Client computers may attempt to resolve names against invalid DNS servers. Display the configured DNS servers for a client by using the Get-DnsClientServerAddress cmdlet, as seen below.
Manage network services
What if troubleshooting takes admins to the server and they need to manage network services, such as DNS or Dynamic Host Configuration Protocol (DHCP)? The first thing they likely do is check the status of the service. Next, they probably restart the service. It's surprising how often a service restart solves issues.
15. Get-Service -- check service status
Identify services either by service name or display name. A parameter exists for both options. For example, check the status of a service by using the Get-Service -Name DhcpServer or Get-Service -DisplayName "DHCP Server" cmdlet, as shown below.
Check the status of the service below to get comfortable with the syntax:
Remote Desktop Services
OpenSSH Authentication Agent
Don't forget to enclose the DisplayName value in double quotes if it contains a space, such as in the previous DNS Client example.
16. Restart-Service -- restart a service
Restarting a service uses a similar cmdlet and syntax. For example, to restart the DHCP server service, use the Restart-Service cmdlet with the -Name parameter.
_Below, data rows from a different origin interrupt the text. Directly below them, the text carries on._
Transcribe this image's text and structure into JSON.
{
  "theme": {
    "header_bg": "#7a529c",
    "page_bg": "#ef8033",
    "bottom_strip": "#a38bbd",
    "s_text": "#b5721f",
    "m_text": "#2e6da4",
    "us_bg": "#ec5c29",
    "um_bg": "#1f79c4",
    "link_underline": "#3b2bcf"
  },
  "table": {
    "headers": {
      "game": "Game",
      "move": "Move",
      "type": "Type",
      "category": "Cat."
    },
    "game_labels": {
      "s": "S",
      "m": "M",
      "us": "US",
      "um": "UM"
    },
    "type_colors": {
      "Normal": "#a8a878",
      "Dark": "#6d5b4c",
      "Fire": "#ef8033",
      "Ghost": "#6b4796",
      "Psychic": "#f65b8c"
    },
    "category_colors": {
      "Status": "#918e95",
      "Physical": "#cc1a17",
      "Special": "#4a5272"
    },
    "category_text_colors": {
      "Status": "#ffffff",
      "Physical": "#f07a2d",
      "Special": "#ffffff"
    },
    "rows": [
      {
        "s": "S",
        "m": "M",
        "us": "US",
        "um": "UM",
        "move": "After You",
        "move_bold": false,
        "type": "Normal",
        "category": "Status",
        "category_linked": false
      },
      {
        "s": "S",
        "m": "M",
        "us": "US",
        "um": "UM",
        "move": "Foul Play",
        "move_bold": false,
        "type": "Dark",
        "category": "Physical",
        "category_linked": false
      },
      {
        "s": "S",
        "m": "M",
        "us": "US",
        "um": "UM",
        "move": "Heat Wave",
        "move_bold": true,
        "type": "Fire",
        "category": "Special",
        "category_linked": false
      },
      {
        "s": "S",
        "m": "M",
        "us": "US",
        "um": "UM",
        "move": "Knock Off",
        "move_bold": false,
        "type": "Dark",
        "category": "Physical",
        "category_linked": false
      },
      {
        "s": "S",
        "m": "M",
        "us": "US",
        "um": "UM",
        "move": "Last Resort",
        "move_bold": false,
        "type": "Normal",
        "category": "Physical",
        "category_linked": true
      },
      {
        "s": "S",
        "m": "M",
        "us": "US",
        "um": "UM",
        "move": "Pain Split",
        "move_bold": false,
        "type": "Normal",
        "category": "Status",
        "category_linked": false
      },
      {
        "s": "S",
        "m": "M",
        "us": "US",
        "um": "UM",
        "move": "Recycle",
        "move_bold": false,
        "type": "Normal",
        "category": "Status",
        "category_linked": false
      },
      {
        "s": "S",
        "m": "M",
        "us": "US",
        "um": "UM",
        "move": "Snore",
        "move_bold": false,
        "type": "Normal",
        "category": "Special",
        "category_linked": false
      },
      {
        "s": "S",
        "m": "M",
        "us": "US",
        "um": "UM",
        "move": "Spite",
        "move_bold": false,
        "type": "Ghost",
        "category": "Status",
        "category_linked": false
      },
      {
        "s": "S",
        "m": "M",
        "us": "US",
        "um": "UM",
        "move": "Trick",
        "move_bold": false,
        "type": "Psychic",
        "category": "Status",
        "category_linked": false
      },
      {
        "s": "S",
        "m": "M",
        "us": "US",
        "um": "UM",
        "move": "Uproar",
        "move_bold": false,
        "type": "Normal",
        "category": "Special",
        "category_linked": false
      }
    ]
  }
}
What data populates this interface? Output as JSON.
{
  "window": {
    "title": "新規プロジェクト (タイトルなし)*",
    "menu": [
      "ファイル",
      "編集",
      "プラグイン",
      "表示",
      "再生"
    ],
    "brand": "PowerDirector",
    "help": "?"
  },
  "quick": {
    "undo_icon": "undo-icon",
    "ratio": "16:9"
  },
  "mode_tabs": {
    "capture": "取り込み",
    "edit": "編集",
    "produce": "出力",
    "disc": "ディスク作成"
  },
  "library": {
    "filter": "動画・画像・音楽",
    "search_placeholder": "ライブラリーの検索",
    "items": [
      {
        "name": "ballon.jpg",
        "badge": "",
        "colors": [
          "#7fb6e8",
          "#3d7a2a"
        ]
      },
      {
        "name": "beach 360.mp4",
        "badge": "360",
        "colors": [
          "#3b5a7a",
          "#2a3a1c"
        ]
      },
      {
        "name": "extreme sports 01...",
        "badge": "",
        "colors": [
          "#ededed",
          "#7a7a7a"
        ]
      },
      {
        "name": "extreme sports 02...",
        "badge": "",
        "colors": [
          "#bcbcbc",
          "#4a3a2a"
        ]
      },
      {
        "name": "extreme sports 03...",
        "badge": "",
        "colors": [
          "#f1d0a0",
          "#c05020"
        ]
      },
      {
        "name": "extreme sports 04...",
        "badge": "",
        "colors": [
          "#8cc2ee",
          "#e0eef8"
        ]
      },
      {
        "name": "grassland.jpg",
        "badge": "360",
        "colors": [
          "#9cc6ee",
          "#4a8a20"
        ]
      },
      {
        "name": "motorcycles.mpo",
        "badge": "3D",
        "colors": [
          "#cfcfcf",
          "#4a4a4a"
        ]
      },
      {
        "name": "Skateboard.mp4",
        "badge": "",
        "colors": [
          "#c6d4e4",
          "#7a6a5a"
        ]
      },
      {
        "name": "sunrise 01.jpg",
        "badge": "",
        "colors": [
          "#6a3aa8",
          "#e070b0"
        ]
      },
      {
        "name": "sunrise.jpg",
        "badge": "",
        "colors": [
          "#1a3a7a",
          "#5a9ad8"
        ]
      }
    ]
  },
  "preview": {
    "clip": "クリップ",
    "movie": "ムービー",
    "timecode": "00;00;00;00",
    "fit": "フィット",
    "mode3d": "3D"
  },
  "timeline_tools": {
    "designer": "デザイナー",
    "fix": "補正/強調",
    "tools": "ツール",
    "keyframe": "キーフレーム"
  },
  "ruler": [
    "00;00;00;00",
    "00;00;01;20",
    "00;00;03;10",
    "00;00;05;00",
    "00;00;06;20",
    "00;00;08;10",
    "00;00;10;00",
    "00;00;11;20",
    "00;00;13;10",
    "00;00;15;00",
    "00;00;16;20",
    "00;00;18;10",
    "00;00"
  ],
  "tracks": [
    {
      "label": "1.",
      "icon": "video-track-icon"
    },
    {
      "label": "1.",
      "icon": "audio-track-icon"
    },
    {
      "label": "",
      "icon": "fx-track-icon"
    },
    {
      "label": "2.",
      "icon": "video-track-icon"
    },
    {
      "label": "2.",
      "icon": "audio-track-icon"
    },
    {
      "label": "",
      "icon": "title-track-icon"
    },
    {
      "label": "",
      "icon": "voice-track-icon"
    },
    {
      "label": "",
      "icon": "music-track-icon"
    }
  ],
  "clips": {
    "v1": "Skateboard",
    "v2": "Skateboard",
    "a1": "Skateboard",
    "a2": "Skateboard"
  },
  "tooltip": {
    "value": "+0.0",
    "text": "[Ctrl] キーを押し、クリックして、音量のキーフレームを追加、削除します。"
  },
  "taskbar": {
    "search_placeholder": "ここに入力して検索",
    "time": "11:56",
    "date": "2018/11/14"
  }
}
Troubleshoot with PowerShell
Admins can use PowerShell in so many ways it's difficult to pick only a few helpful cmdlets. The network troubleshooting cmdlets above are a great place to start for those new to PowerShell. Admins can use the cmdlets manually or integrate them into scripts and automation strategies.
Most of the cmdlets provide several parameters to display more detailed information or better focus the output on the information admins want. Chances are: If admins need network data, a cmdlet can provide it.